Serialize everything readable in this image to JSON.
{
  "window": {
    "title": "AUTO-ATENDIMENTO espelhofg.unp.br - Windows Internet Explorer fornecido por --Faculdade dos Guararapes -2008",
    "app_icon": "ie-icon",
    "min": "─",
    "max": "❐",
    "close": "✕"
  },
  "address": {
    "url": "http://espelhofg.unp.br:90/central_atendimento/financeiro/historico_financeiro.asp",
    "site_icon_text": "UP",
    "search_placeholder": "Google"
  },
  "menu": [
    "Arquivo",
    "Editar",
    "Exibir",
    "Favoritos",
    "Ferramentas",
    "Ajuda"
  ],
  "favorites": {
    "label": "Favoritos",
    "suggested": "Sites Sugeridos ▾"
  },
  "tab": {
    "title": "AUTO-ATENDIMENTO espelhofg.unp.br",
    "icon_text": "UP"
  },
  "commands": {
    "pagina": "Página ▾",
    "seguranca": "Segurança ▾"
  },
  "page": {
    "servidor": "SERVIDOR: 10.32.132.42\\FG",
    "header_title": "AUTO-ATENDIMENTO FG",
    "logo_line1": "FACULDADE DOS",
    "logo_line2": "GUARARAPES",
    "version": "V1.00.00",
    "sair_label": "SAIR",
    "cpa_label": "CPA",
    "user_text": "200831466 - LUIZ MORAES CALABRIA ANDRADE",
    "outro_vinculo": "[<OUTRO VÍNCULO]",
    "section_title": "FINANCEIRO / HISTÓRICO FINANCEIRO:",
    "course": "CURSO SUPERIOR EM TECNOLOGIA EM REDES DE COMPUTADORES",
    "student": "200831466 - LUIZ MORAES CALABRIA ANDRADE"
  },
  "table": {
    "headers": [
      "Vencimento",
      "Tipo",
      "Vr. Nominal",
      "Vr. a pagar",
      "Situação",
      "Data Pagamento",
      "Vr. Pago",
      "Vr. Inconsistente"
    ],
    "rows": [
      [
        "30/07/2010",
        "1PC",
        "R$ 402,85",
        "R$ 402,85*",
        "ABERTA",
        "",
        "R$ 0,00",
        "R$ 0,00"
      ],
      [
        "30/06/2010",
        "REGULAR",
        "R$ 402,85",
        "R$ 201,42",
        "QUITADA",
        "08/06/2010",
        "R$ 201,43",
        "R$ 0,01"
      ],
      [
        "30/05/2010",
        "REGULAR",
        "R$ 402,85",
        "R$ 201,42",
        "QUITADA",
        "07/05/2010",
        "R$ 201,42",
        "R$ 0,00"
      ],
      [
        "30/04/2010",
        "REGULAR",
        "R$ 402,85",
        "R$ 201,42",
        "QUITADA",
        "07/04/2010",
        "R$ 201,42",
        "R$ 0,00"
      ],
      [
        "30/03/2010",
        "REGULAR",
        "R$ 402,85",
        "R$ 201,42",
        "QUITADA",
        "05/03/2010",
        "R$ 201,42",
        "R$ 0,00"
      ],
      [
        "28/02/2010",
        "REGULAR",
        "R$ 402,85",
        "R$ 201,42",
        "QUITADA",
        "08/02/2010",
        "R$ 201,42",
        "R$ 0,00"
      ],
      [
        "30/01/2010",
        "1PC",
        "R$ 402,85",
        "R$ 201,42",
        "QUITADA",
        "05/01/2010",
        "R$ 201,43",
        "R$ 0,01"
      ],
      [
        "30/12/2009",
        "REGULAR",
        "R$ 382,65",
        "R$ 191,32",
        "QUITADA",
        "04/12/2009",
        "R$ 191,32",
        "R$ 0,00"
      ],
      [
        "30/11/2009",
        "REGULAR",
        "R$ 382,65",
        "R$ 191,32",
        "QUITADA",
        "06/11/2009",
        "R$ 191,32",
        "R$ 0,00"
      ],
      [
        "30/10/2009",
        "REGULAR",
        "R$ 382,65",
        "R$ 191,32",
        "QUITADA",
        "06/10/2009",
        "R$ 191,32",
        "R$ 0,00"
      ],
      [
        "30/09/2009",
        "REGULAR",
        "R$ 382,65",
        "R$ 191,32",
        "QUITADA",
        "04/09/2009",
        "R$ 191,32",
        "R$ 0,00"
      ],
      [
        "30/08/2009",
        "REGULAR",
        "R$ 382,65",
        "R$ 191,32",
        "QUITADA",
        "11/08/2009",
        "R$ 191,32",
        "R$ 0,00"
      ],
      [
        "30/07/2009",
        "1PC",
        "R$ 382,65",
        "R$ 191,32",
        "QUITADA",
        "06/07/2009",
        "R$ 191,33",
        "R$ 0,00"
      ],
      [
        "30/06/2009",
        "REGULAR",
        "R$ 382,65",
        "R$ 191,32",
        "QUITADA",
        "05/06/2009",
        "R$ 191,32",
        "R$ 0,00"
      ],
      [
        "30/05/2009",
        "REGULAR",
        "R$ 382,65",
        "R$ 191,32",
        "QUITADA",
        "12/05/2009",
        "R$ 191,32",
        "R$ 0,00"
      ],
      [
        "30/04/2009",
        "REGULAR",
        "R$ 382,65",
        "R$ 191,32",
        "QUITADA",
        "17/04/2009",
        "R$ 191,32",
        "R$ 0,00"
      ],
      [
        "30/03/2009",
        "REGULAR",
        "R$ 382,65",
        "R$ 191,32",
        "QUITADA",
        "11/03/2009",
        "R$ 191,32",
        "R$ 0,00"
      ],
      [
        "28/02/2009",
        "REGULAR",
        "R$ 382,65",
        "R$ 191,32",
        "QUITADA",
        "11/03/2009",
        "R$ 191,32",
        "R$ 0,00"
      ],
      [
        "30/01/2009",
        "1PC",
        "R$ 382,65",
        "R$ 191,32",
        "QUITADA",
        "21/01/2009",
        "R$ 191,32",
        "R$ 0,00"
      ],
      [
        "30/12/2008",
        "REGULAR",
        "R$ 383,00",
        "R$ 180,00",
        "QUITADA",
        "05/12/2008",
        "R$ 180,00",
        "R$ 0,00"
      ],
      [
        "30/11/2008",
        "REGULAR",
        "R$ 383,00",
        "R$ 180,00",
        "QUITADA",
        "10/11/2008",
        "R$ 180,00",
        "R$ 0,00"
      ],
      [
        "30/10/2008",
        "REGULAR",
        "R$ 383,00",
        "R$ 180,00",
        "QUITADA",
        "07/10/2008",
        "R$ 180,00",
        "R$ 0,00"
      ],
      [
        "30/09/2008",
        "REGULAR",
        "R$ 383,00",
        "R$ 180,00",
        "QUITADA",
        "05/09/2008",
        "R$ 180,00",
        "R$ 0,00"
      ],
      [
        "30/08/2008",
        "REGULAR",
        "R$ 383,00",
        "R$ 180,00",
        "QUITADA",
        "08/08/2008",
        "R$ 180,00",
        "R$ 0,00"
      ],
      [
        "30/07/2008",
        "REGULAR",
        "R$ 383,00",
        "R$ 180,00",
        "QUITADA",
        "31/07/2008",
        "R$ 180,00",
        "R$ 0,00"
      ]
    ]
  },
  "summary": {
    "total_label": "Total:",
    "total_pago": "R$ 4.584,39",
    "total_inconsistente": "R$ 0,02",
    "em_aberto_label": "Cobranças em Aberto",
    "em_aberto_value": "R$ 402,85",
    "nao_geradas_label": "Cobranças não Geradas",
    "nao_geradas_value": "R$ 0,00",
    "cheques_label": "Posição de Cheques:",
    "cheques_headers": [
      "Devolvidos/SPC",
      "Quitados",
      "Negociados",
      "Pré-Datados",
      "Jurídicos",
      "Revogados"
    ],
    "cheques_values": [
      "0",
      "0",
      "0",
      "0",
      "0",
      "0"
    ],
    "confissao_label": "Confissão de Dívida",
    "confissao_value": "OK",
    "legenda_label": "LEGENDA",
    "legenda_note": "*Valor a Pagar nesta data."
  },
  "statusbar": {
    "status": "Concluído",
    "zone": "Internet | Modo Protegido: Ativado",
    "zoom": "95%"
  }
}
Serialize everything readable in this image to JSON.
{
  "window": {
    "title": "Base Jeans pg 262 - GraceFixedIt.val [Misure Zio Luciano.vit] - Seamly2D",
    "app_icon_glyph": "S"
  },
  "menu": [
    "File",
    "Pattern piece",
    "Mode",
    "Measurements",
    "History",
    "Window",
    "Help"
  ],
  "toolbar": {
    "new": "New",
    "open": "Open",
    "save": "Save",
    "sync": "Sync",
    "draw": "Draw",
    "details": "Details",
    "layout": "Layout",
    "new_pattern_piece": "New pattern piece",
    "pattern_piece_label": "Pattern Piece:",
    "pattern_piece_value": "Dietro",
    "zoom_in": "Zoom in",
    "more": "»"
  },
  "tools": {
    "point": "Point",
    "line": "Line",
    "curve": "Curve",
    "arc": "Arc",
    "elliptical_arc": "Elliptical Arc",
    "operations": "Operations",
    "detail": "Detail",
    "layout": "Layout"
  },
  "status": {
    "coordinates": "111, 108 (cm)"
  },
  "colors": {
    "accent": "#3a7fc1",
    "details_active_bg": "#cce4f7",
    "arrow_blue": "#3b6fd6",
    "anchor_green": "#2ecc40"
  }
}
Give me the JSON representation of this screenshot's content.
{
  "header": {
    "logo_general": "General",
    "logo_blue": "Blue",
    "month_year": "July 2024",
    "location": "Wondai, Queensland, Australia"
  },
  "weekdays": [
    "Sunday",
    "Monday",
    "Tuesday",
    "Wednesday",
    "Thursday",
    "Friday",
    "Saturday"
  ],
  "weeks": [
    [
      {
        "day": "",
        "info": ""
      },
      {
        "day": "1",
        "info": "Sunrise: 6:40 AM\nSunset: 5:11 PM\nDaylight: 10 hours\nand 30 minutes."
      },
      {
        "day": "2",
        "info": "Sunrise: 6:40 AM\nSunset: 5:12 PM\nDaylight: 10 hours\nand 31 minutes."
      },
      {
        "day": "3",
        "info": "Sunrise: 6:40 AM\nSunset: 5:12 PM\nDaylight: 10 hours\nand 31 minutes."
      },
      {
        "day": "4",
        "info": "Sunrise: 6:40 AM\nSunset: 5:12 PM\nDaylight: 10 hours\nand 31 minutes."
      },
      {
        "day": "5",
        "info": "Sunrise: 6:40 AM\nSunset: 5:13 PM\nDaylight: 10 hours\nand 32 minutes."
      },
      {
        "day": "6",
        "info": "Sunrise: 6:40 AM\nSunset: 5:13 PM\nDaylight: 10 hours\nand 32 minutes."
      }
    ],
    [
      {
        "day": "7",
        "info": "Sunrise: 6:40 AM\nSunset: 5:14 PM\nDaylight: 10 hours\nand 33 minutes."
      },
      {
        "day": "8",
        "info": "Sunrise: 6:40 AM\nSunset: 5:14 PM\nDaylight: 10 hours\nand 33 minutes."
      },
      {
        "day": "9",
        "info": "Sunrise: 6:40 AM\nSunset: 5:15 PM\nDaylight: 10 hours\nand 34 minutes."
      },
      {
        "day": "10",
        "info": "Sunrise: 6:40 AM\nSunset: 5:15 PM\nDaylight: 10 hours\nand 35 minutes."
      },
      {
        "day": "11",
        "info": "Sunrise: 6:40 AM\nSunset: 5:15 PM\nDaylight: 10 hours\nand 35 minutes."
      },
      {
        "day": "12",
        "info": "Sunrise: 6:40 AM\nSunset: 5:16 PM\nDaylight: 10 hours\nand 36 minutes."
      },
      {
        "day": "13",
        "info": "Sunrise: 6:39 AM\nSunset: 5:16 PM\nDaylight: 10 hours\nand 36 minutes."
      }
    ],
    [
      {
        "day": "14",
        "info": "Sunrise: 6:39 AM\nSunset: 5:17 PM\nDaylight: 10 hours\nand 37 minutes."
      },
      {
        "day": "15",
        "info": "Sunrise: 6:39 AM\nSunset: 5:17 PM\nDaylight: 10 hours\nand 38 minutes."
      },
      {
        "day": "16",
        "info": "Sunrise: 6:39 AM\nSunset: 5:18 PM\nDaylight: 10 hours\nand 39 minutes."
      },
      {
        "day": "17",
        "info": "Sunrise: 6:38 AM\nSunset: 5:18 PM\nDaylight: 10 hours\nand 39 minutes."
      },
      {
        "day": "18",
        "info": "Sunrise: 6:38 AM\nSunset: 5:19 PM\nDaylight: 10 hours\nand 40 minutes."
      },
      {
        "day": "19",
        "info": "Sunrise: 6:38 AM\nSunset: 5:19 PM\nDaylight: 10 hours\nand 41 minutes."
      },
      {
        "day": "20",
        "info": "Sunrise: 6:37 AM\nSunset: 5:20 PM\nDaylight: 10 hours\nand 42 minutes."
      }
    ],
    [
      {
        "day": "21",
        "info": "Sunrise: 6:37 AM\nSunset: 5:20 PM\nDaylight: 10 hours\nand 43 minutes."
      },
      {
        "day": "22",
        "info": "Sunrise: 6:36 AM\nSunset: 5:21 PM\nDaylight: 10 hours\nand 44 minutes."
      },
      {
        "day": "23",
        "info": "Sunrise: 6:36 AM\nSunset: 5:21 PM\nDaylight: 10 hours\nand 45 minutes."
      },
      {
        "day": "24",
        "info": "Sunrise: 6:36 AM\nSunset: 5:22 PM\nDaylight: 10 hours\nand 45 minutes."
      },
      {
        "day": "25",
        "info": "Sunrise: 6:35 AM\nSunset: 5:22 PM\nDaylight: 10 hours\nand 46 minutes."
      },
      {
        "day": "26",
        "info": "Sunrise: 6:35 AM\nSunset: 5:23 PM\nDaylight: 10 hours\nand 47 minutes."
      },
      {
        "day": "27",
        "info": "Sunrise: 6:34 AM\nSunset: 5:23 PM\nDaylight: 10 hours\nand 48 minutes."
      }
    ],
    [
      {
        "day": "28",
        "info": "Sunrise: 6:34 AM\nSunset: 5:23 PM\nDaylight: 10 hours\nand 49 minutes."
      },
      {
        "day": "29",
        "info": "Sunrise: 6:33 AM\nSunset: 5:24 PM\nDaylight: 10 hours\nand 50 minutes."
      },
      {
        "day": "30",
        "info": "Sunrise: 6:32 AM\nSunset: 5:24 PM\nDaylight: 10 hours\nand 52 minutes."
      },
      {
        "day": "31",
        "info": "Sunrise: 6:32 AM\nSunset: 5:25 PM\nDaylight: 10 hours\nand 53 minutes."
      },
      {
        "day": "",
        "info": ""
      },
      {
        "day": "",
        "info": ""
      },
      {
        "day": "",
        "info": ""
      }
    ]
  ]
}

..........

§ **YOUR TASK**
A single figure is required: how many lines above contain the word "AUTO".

§ **RESULT OF THE EXERCISE**
3